We’ll start with the easiest collisions of this sort to solve – fully inelastic collisions.
Example 6.5.1: Fully Inelastic Collision of Ball of Putty with a Free Rod
M
M
m
m
v
0
ω
f
v f
L
cm
x
Figure 85: A blob of putty of mass m, travelling at initial velocity v
0
to the right, strikes an unpivoted
rod of mass M and length L at the end and sticks to it. No friction or external forces act on the
system.
In figure 85 a blob of putty of mass m strikes a stationary rod of mass M at one end and sticks.
The putty and rod recoil together, rotating around their mutual center of mass. Everything is in a
vacuum in a space station or on a frictionless table or something like that – in any event there are
no other forces acting during the collision or we ignore them in the impulse approximation.
First we have to figure out the physics. We mentally examine our table of possible collision types.
There is no pivot, so there are no relevant external forces. No external force, no external torque,
so both momentum and angular momentum are conserved by this collision. However, it is a
fully inelastic collision so that kinetic energy is (maximally) not conserved.
Typical questions are:
• Where is the center of mass at the time of the collision (what is x
cm
)?
290 Week 6: Vector Torque and Angular Momentum
• What is v
f
, the speed of the center of mass after the collision? Note that if we know the
answer to these two questions, we actually know x
cm
(t) for all future times!
• What is ω
f
, the final angular velocity of rotation around the center of mass? If we know this,
we also know θ(t) and hence can precisely locate every bit of mass in the system for all times
after the collision.
• How much kinetic energy is lost in the collision, and where does it go?
We’ll answer these very systematically, in this order.
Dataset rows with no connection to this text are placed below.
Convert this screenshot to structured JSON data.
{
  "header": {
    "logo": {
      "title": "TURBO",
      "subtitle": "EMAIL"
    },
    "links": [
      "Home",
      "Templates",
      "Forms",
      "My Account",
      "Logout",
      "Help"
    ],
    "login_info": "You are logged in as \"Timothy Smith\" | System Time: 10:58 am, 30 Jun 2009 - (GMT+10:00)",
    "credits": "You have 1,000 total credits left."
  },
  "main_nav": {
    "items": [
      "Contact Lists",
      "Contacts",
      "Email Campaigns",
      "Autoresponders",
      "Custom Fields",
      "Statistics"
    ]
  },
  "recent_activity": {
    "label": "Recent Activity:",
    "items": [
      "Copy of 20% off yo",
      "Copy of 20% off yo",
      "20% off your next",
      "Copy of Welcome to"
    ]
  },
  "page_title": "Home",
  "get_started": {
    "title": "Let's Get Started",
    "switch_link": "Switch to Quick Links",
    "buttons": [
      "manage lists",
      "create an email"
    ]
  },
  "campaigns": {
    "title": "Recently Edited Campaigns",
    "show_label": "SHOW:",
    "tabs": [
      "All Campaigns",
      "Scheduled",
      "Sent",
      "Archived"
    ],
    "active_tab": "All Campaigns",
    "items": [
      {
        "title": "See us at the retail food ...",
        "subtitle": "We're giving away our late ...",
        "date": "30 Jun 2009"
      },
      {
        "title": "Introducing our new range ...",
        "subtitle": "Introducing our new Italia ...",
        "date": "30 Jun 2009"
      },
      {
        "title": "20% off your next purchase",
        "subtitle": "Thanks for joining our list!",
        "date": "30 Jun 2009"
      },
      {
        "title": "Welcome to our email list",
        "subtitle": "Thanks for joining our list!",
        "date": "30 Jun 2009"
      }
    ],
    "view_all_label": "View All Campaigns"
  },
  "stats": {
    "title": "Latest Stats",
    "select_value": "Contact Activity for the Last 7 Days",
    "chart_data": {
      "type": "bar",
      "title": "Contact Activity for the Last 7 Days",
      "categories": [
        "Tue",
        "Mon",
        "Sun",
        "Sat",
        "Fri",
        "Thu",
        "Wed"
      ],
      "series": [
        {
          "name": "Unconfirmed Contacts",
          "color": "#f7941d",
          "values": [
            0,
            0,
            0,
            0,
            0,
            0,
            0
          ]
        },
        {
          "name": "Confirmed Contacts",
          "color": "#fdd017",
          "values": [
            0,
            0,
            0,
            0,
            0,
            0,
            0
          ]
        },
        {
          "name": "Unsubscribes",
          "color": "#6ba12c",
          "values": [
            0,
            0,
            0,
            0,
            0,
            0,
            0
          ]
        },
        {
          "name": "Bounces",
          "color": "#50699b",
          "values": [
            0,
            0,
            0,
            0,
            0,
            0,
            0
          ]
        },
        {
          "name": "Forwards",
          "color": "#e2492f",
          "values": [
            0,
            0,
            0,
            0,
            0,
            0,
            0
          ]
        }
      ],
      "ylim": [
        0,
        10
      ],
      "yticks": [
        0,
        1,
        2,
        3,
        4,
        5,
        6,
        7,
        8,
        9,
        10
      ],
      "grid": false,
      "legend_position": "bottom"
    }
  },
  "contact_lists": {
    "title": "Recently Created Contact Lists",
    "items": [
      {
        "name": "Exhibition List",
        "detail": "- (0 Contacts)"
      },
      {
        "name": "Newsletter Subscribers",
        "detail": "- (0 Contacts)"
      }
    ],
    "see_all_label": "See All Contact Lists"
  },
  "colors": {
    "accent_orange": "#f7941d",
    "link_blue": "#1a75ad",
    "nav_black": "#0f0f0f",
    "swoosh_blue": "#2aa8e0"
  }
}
Note well that for each answer, the physics
knowledge required is pretty simple and well within your reach – it’s just that there are a lot of
parts to patiently wade through.
To find x
cm
:
(M +m)x
cm
= M
L
2
+mL (598)
or
x
cm
=
M/2 +m
M +m
L (599)
where I’m taking it as “obvious” that the center of mass of the rod itself is at L/2.
To find v
f
, we note that momentum is conserved (and also recall that the answer is going to be
v
cm
:
p
i
= mv
0
= (M +m)v
f
= p
f
(600)
or
v
f
= v
cm
=
m
M +m
v
0
(601)
To find ω
f
, we note that angular momentum is going to be conserved. This is where we have
to start to actually think a bit – I’m hoping that the previous two solutions are really easy for you
at this point as we’ve seen each one (and worked through them in detail) at least a half dozen to a
dozen times on homework and examples in class and in this book.
First of all, the good news. The rotation of ball and rod before and after the collision all happens
in the plane of rotation, so we don’t have to mess with anything but scalar moments of inertia and
L = Iω. Then, the bad news: We have to choose a pivot since none was provided for us. The answer
will be the same no matter which pivot you choose, but the algebra required to find the answer may
be quite different (and more difficult for some choices).
Let’s think for a bit. We know the standard scalar moment of inertia of the rod (which applies
in this case) around two points – the end or the middle/center of mass. However, the final rotation
is around not the center of mass of the rod but the center of mass of the system, as the center of
mass of the system itself moves in a completely straight line throughout.
Of course, the angular velocity is the same regardless of our choice of pivot. We could choose
the end of the rod, the center of the rod, or the center of mass of the system and in all cases the
final angular momentum wi